Cairo — A 50-member panel drafting Egypt's new constitution begins voting on Saturday on the final document which will then be put to a referendum, officials said.
Cairo — A 50-member panel drafting Egypt’s new constitution begins voting on Saturday on the final document which will then be put to a referendum, officials said.
The constitution is the first key milestone in a road map envisaged by Egypt’s military-installed rulers after the army ousted Islamist president Mohamed Morsi on July 3.
Its adoption will be followed by parliamentary and presidential elections due to take place by the middle of 2014.
“The vote on the draft will last one or two days,” state media quoted the panel’s deputy head, Kamal al-Helbawi, as saying, with members due to begin voting later on Saturday.
The panel began work on drafting the basic law at the beginning of September.
The road map stipulates that a referendum on the constitution be held by the end of the year, but government officials have said this is now expected in the second half of January.
Egypt’s interim rulers suspended the previous constitution after Morsi was removed following just one year in office. That charter had been hastily drafted by a 100-member panel dominated by Islamists during Morsi’s presidency.
The current panel includes just two Islamists, neither of whom is from Morsi’s Muslim Brotherhood movement which has been the target of a sweeping government crackdown that has seen more than 1,000 people killed.
Rights groups and activists have already criticised the revised draft constitution, charging that it fails to curb the powers of the military.
They particularly object to Article 203 allowing military trials for civilians accused of “direct attacks” on the armed forces.
Dissenters fear this provision could be interpreted expansively to target protesters, journalists and dissidents.
Article 203 in the revised draft says that “no civilian can be tried by military judges, except for crimes of direct attacks on armed forces, military installations and military personnel”.
Another clause, Article 233, says the “minister of defence will be appointed in agreement with the Supreme Council of the Armed Forces for the first two presidential terms”.
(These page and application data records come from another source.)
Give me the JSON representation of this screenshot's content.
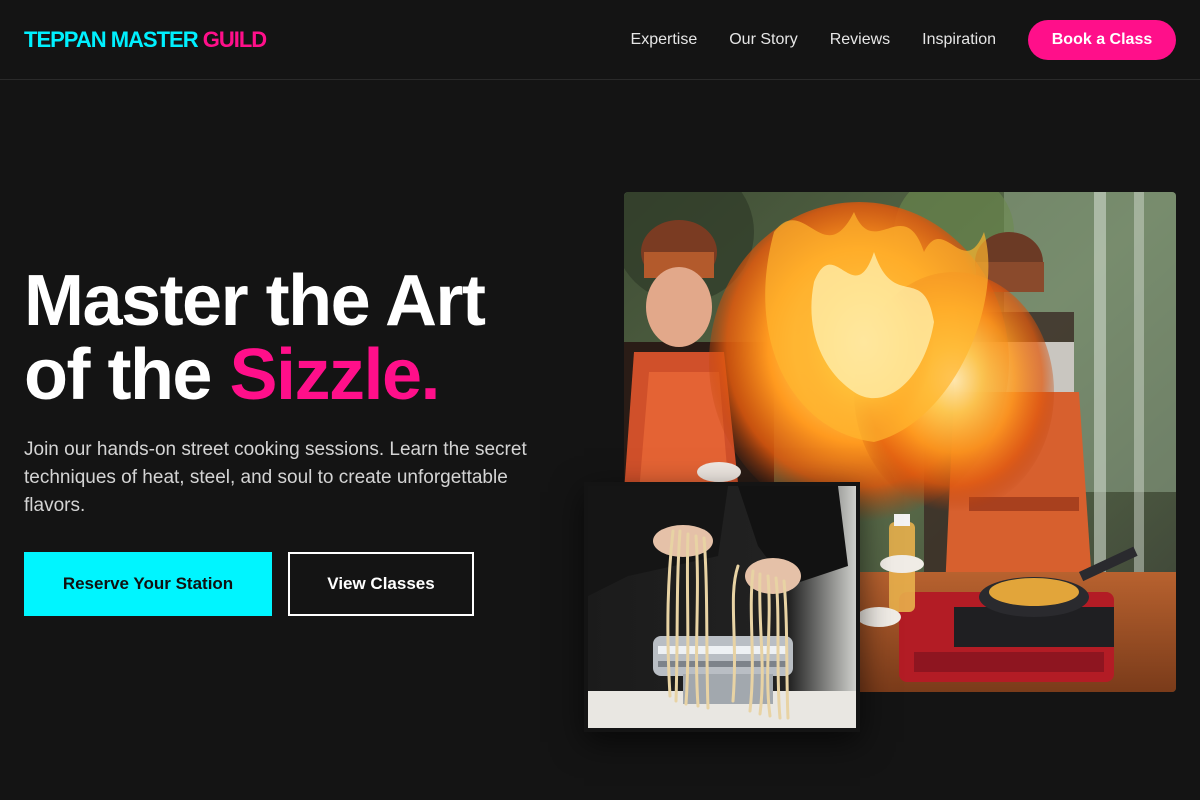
{
  "brand": {
    "part1": "TEPPAN MASTER",
    "part2": "GUILD",
    "color1": "#00f0ff",
    "color2": "#ff0f8a"
  },
  "nav": {
    "items": [
      "Expertise",
      "Our Story",
      "Reviews",
      "Inspiration"
    ],
    "cta_label": "Book a Class"
  },
  "hero": {
    "title_line1": "Master the Art",
    "title_line2_prefix": "of the ",
    "title_accent": "Sizzle.",
    "description": "Join our hands-on street cooking sessions. Learn the secret techniques of heat, steel, and soul to create unforgettable flavors.",
    "primary_button": "Reserve Your Station",
    "secondary_button": "View Classes"
  },
  "images": {
    "main_icon": "photo-flambe-cooking-class",
    "secondary_icon": "photo-fresh-pasta-noodles"
  },
  "colors": {
    "background": "#141414",
    "accent_pink": "#ff0f8a",
    "accent_cyan": "#00f5ff"
  }
}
The revised constitution also ensures that the military’s budget remains beyond civilian scrutiny.